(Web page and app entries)
++++++++

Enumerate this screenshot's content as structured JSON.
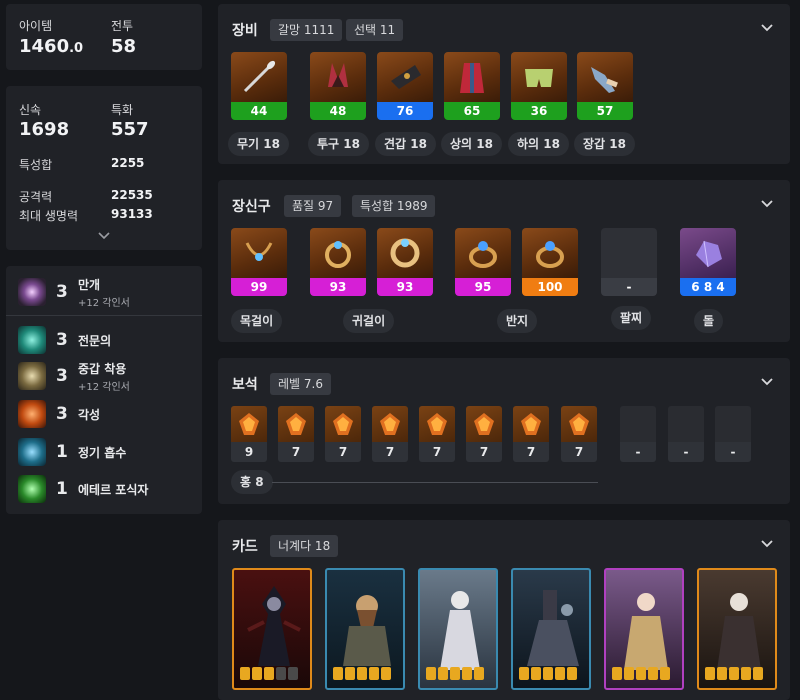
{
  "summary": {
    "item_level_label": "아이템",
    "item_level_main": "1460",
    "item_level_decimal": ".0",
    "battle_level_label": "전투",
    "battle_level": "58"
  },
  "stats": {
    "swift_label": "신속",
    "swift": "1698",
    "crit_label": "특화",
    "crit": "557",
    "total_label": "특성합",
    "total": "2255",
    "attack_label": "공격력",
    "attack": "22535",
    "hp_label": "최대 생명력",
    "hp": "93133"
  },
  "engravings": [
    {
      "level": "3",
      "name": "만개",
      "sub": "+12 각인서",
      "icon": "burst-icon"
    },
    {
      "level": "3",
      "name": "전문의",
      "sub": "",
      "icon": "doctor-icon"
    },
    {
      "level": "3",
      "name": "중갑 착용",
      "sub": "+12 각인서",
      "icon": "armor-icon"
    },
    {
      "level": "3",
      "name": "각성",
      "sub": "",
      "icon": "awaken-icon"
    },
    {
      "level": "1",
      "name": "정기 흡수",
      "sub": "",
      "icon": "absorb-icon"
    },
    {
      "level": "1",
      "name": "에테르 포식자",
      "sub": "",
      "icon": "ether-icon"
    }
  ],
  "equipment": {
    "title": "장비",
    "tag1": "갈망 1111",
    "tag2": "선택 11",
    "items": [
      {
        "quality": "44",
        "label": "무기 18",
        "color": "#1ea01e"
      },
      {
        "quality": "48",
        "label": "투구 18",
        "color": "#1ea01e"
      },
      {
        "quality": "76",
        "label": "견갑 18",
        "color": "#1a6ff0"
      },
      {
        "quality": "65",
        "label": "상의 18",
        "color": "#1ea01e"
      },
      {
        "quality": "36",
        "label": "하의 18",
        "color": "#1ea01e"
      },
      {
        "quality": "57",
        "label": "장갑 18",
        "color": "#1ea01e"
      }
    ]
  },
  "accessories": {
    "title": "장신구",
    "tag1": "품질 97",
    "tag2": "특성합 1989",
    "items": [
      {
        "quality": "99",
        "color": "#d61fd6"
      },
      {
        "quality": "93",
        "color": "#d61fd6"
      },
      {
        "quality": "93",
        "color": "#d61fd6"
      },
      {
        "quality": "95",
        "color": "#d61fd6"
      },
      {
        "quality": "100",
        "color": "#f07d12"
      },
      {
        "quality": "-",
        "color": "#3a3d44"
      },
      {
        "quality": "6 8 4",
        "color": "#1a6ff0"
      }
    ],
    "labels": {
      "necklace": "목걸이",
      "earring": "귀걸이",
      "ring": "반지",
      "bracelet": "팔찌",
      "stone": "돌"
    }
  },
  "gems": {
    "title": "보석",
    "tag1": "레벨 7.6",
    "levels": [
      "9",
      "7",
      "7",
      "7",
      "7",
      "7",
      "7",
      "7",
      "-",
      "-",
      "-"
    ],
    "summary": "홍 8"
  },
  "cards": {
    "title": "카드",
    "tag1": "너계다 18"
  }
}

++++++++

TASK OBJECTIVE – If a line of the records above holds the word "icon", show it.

RESPONSE BELOW –
      "icon": "burst-icon"
      "icon": "doctor-icon"
      "icon": "armor-icon"
      "icon": "awaken-icon"
      "icon": "absorb-icon"
      "icon": "ether-icon"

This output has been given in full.